Tag Archive

Editorials: Blockchains and Voting | Dan Wallach/Freedom to Tinker

I’ve been asked about a number of ideas lately involving voting systems and blockchains. This blog piece talks about all the security properties that a voting system needs to have, where blockchains help, and where they don’t. Let’s start off a decade ago, when Daniel Sandler and I first wrote a paper saying blockchains would be useful for voting systems. We observed that voting machines running on modern computers have overwhelming amounts of CPU and storage, so let’s use it in a serious way. Let’s place a copy of every vote on every machine and let’s use timeline entanglement (Maniatis and Baker 2002), so every machine’s history is protected by hashes stored on other machines. We even built a prototype voting system called VoteBox that used all of this, and many of the same ideas now appear in a design called STAR-Vote, which we hope could someday be used by real voters in real elections.

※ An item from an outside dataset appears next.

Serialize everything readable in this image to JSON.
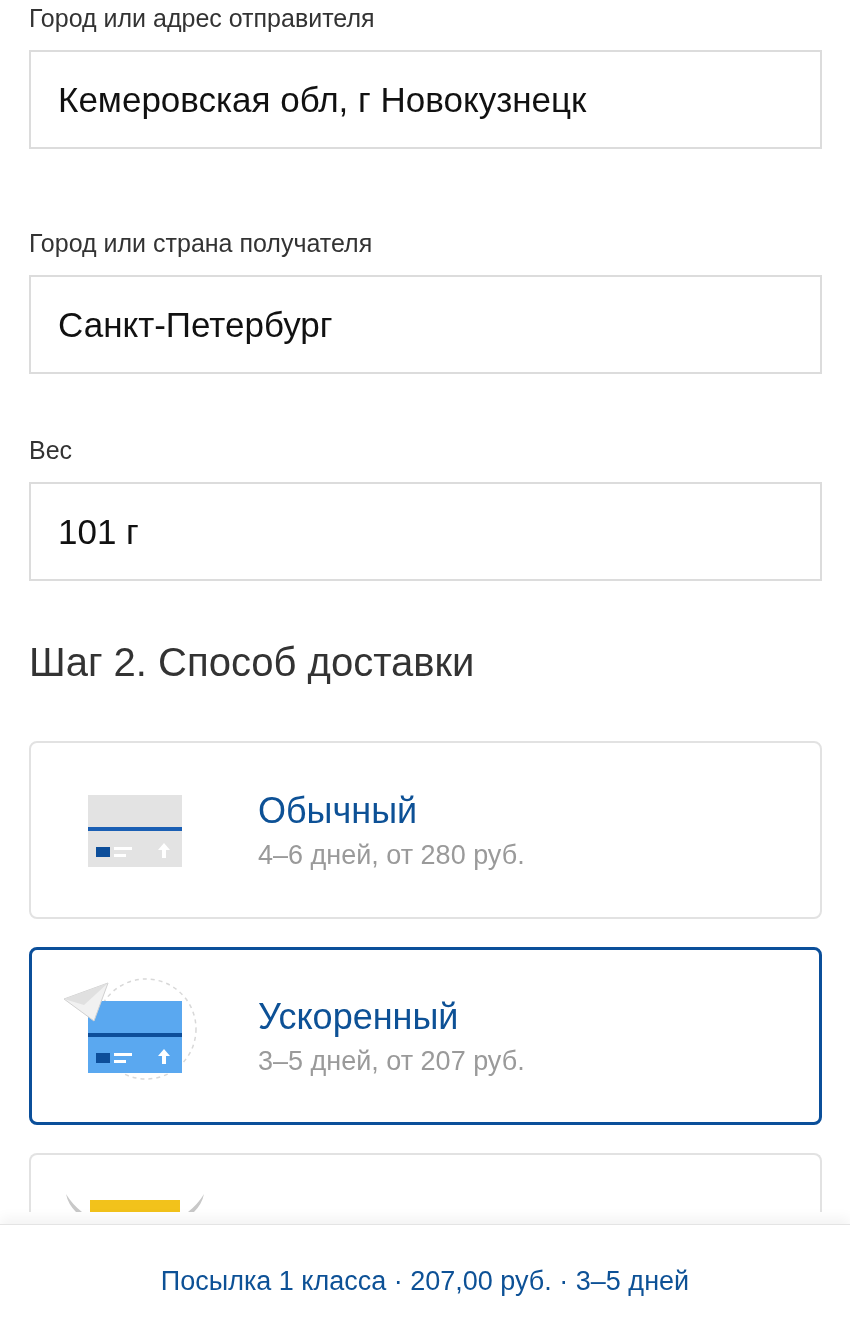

What is a blockchain good for? Fundamentally, it’s about having a tamper-evident history of events. In the context of a voting system, this means that a blockchain is a great place to store ballots to protect their integrity. STAR-Vote and many other “end-to-end” voting systems have a concept of a “public bulletin board” where encrypted votes go, and a blockchain is the obvious way to implement the public bulletin board. Every STAR-Vote voter leaves the polling place with a “receipt” which is really just the hash of their encrypted ballot, which in turn has the hash of the previous ballot. In other words, STAR-Vote voters all leave the polling place with a pointer into the blockchain which can be independently verified. … Achieving a “cast as intended” property requires a variety of mechanisms ranging from paper ballots and spot challenges of machines. The blockchain protects the integrity of the recorded vote, but has nothing to say about its fidelity to the intent of the voter. Read More

Voting Blogs: Blockchains & Elections: Don’t Believe the Hype | Free & Fair

The cryptocurrency Bitcoin has risen into public consciousness over the past few years. It is the first digital currency to reach this level of success and notoriety. Bitcoin is based on a decades old cryptographic concept called a blockchain. As people and companies seek new ways to conduct elections that make better sense in our high tech world, several startups have proposed using blockchains, or even Bitcoin itself, to conduct elections. Using Bitcoin (or a blockchain) as an election system is a bad idea that really doesn’t make sense. While blockchains can be useful in the election process, they are only appropriate for use in one small part of a larger election system. A blockchain is basically a public database of information that is distributed across many different computers so that all users are able to verify that they have the same overall data even if some of the computers go down. There is no need to trust a central server or authority. A blockchain is a fundamental concept in cryptography that existed for decades prior to being used in cryptocurrencies like Bitcoin. Read More